When I was in elementary school, my aunt was diagnosed with breast cancer, and it was my first experience with the idea that life is not always guaranteed. I remember the sense of fear and uncertainty that cancer brought with it. My aunt was an important figure in my life because she taught me the power of kindness. As a graduate of one of the best medical schools in India, it would have been easy for her to practice in a wealthy neighborhood in Mumbai and live out a comfortable life. Instead she chose to practice by one of the largest slums in the world, and treat people who had little access to quality medical care. Her conviction that everyone, no matter their wealth, deserved equal treatment made a powerful impression on my worldview.
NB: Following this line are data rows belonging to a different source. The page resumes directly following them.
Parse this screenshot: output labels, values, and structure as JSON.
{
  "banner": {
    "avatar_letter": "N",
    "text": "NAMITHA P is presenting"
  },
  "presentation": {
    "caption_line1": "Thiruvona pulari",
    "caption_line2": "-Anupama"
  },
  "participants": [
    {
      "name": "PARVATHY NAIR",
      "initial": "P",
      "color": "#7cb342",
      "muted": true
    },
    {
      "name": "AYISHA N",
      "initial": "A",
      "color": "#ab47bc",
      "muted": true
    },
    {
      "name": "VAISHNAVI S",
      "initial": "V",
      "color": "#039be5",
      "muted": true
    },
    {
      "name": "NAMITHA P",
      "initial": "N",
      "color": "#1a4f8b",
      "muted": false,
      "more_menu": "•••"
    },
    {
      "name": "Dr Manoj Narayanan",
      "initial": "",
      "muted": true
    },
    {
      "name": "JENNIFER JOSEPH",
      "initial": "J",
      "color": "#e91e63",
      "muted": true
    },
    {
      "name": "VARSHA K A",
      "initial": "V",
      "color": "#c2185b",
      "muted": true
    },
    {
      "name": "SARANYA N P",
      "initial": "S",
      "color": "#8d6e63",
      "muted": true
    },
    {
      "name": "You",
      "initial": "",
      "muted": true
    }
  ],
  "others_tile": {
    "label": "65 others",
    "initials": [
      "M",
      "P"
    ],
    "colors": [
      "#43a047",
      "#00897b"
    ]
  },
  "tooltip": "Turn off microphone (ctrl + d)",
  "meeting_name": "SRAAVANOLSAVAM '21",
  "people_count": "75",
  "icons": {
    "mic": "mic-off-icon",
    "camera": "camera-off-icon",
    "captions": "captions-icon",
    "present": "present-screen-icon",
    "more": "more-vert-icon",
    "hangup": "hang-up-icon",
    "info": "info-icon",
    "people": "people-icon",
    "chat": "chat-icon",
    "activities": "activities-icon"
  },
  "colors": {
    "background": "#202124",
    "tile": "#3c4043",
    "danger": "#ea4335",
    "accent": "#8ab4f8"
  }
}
I ride for my aunt, as well as for her vision of a world where anyone can be treated with dignity and respect, no matter where they come from.
Growing up, my grandfather would visit every spring from India. Every time he would visit, my grandfather, brother, and I would watch old Hollywood classics all day. Watching old war movies gave me a fascination with history that I still have. In sophomore year of high school, he came to our house on his annual visit when his health unexpectedly deteriorated. He had lung cancer, which had gone completely undiagnosed, and within weeks he was gone. He passed away at a time when I was just becoming old enough to appreciate the full wealth of his life. I could not ask him about his time as an economist in post-colonial Zambia, or his experience starting one of the first business schools in Maharashtra, or about the many other adventures of his life. I felt I had so many questions I still had, felt there were so many stories that I would never be able to hear. I ride for my grandfather, and in the hope that others will get the time they need to appreciate those around them.
Finally, a few weeks before I decided to apply to Texas 4000, Houston was hit by Hurricane Harvey. My neighborhood was one of the worst hit in the city, and the most surreal thing I have seen on TV is a reporter from CNN broadcasting just a few streets from my house. My family lost almost everything. The experience left me feeling powerless, and I hated it. I want to ride to give power back to those who feel it has been taken from them, to provide families with a source of hope and comfort during their darkest days.